In some respects, contemporary America is not all that different. It turns out that there is one group of Americans that receives high-quality government-subsidized child-care services, including day care, preschool, home-visiting programs, and health care: the US military. Unlike the Soviet version, these comprehensive programs aren’t designed to create obedient little soldiers. Instead, they use a play-oriented approach to help bring out children’s individual cognitive and social capacity. This may help explain why military children score higher on reading and mathematics tests than public school children, and why the black/white achievement gap is much lower in military families than it is in the general population.10 Since the military child-care program was created in 1989, the government has repeatedly declined requests to fund an in-depth evaluation, perhaps because if the effects were known, all Americans would demand these programs for their children too.

Baker appears to have destroyed all her personal papers, so little is known about her life except what’s in her memoir. After retiring from the Bureau of Child Hygiene, she lived in Princeton, New Jersey, with the novelist and Hollywood scriptwriter I.A.R. (Ida) Wylie, who was the author of more than a dozen romantic novels, many of which were adapted for film, including Torch Song with Joan Crawford and Keeper of the Flame with Spencer Tracy.
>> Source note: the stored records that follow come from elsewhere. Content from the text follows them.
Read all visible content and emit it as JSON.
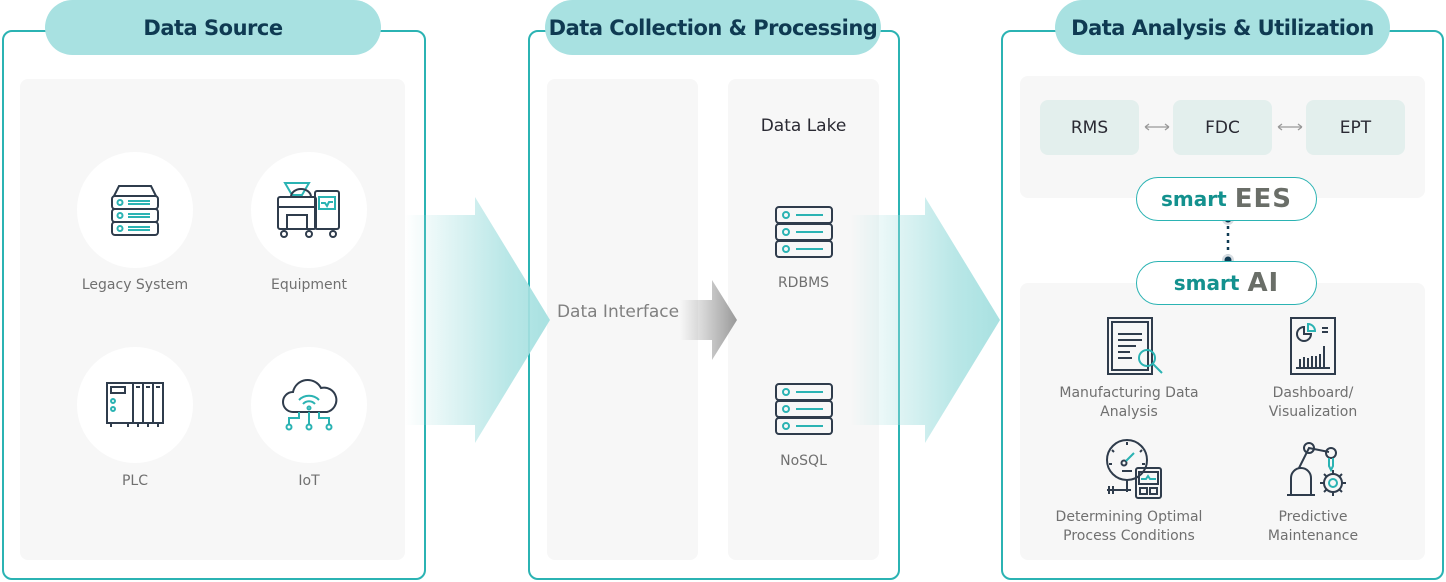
{
  "colors": {
    "accent": "#2bb3b3",
    "pill": "#a8e1e1",
    "title": "#0f3a52",
    "panel_bg": "#f7f7f7",
    "box_bg": "#e3efed",
    "logo_teal": "#13918e",
    "logo_gray": "#6a6e68"
  },
  "sections": [
    {
      "title": "Data Source",
      "items": [
        {
          "label": "Legacy System",
          "icon": "server-icon"
        },
        {
          "label": "Equipment",
          "icon": "equipment-icon"
        },
        {
          "label": "PLC",
          "icon": "plc-icon"
        },
        {
          "label": "IoT",
          "icon": "cloud-iot-icon"
        }
      ]
    },
    {
      "title": "Data Collection & Processing",
      "interface": "Data Interface",
      "lake": {
        "title": "Data Lake",
        "items": [
          {
            "label": "RDBMS",
            "icon": "database-icon"
          },
          {
            "label": "NoSQL",
            "icon": "database-icon"
          }
        ]
      }
    },
    {
      "title": "Data Analysis & Utilization",
      "systems": [
        "RMS",
        "FDC",
        "EPT"
      ],
      "logos": [
        {
          "prefix": "smart",
          "name": "EES"
        },
        {
          "prefix": "smart",
          "name": "AI"
        }
      ],
      "items": [
        {
          "label": "Manufacturing Data Analysis",
          "icon": "document-search-icon"
        },
        {
          "label": "Dashboard/ Visualization",
          "icon": "dashboard-icon"
        },
        {
          "label": "Determining Optimal Process Conditions",
          "icon": "gauge-icon"
        },
        {
          "label": "Predictive Maintenance",
          "icon": "robot-arm-gear-icon"
        }
      ]
    }
  ]
}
The witty, detached, sometimes hilarious but always morally decent tone of Fighting for Life resembles Wylie’s own memoir, My Life with George.11 Although the books tell totally different stories, some phrases, including “fighting for life,” appear in both, and it’s likely that Wylie ministered to Baker’s prose. Their third roommate was Louise Pearce, a Rockefeller University scientist who helped invent the cure for sleeping sickness and then traveled alone to the Belgian Congo in 1922 to test it. Around Princeton they were referred to as “the girls,” but otherwise, gossip appears to have been restrained. They must have been wonderful to know. Read the first page of Fighting for Life and you’ll see.